Marshall’s show is entertaining and refreshing.
Marshall first broke the Tube Challenge Guinness World Record in May of 2004 and has been determined to hold the title ever since. Overall, he has attempted it 26 times. Despite having been beaten by other eager competitors over the years, he has made his way back to the top and is the current champion, having completed the challenge in 16 hours, 20 minutes and 27 seconds in August of 2013. Despite a PowerPoint stretched across so many screens that it’s barely legible, Marshall’s blend of anecdote, information and video clips proves a pleasant hour on a topic you might otherwise never look into.
Bringing the most obscure of hobbies into the spotlight, Marshall gives an interesting and funny account of the trials and tribulations that the Tube Challenge presents. This does not just involve getting on each line and sitting on it until it reaches the end: Tube Challengers run between the end stations of different lines to save as much time as possible. Nothing is left down to chance. Everything is calculated, from what exit to take to get out of the station quickest, to how to sidestep the time-consuming act of going to the toilet.
Marshall goes beyond mere anecdotes of the challenge, revealing how his hobby morphed into a web forum, a radio appearance, a BBC program and an undesired invitation to join the Big Brother household.

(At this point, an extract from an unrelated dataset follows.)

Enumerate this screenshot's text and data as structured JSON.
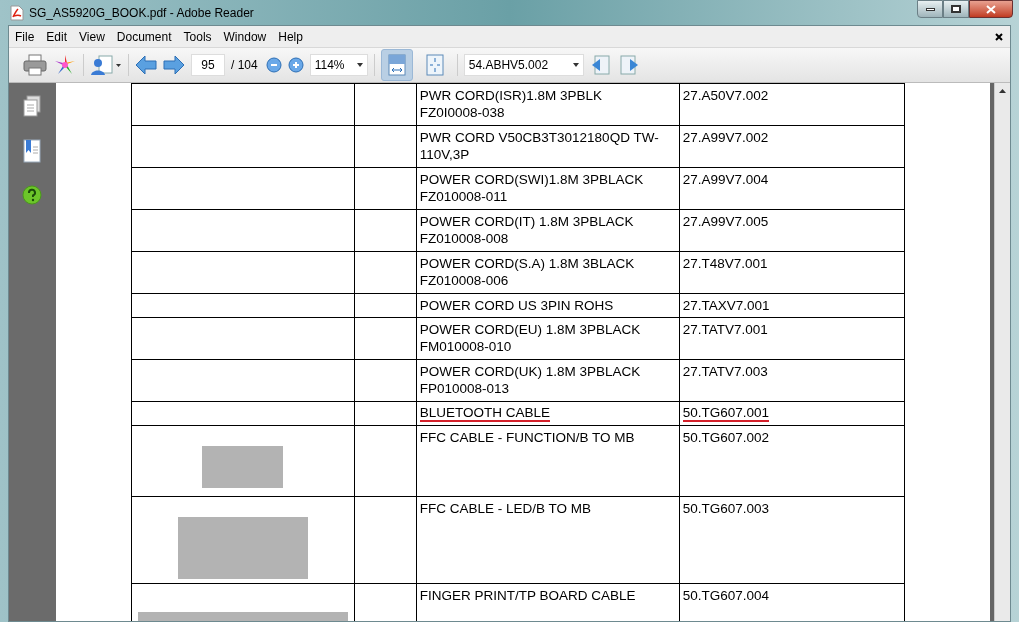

He explores the viciousness of social media and how it has distorted his initially harmless intentions. This addition to the simple storytelling of his experiences is a nice touch, although at times he tries to add too much of a moralising undertone to his story, as though it is not strong enough in itself to hold its own. Marshall is overly self-deprecatory, perhaps a little too convinced of the triviality of what you might call his own personal life-mission. He underestimates our interest in what he does by unnecessarily branding himself a ‘train geek’ that struggles with sociability.

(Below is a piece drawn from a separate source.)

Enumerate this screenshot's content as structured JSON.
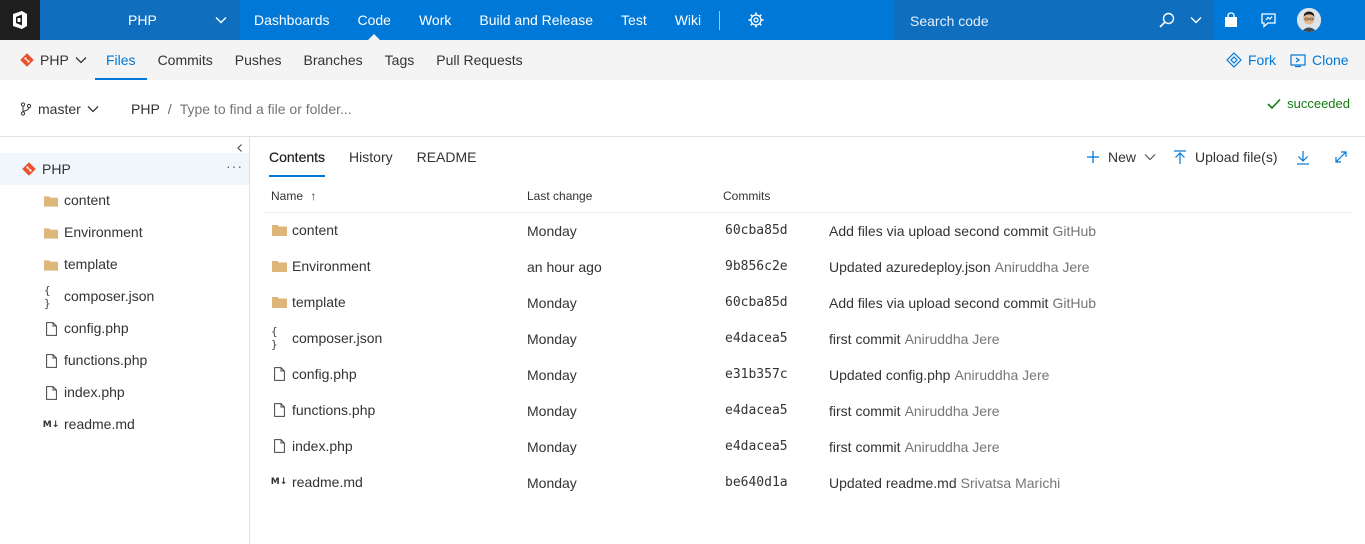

Marshall’s show is entertaining and refreshing. And although he won’t reveal all of his time-saving secrets, he might give Londoners a few welcome tips on how to shave a few precious minutes off their daily commute.